The Texans were able to hold their own against the Mexican rifles, but once the cannons got within range, their fatalities mounted quickly. Dawson raised a white flag of surrender. In the fog of war, both sides continued to fire and Dawson was killed; the battle was over after a little more than one hour. It ended with 36 Texans dead, two escaped. At the front, Caldwell's men inflicted heavy casualties. Woll was forced to retreat to San Antonio and towards the Rio Grande; the next morning Caldwell's troops located the Dawson battleground and buried the dead Texans in shallow graves. The dead Mexicans were not buried. Caldwell unsuccessfully pursued Woll's forces south as they retreated from San Antonio. Caldwell returned to San Antonio, after the Mexicans recrossed the Rio Grande. In late summer of 1848, a group of La Grange citizens retrieved the remains of the men killed in the Dawson Massacre from their burial site near Salado Creek; these remains, the remains of the men killed in the failed Mier Expedition, were reinterred in a common tomb in a cement vault on a bluff one mile south of La Grange.

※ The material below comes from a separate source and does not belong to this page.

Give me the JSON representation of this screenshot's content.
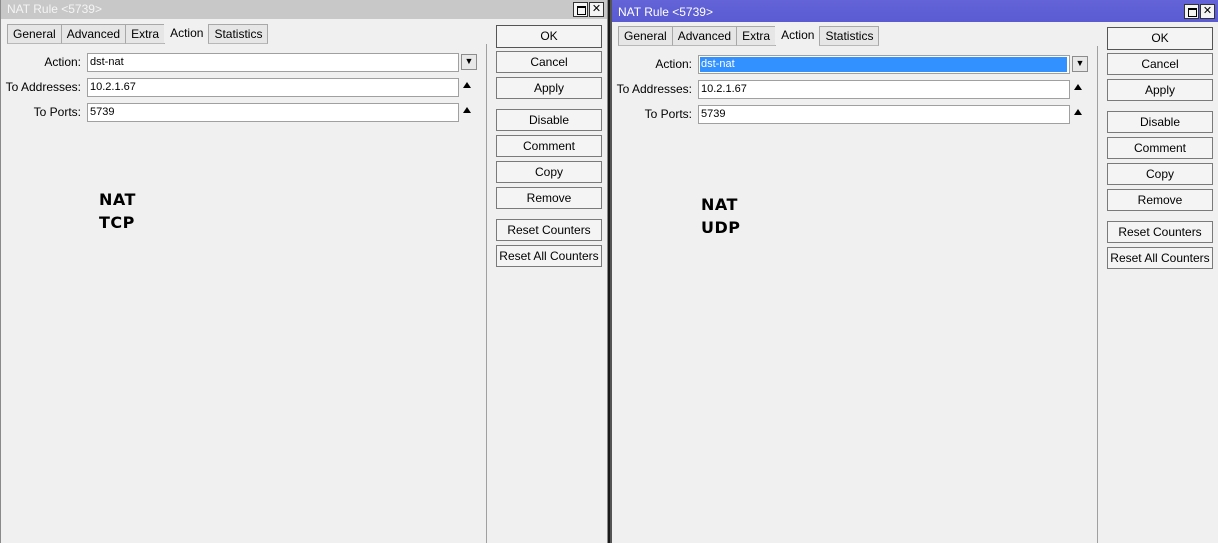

The grave site is now part of Kreische Brewery State Historic Sites. List of massacres in the United States Abolafia-Rosenzweig, Mark; the Dawson and Mier Their Place in Texas History. Texas Parks and Wildlife Department. 2nd printing April 1991. Interpretive Guide to: Monument Hill/Kreische Brewery State Historic Sites. Texas Parks and Wildlife Department. "Santa Anna’s revived invasion plans crushed at Salado Creek". San Antonio Express News. Retrieved Sep. 13, 1992. An annotated list of the members of the Dawson Expedition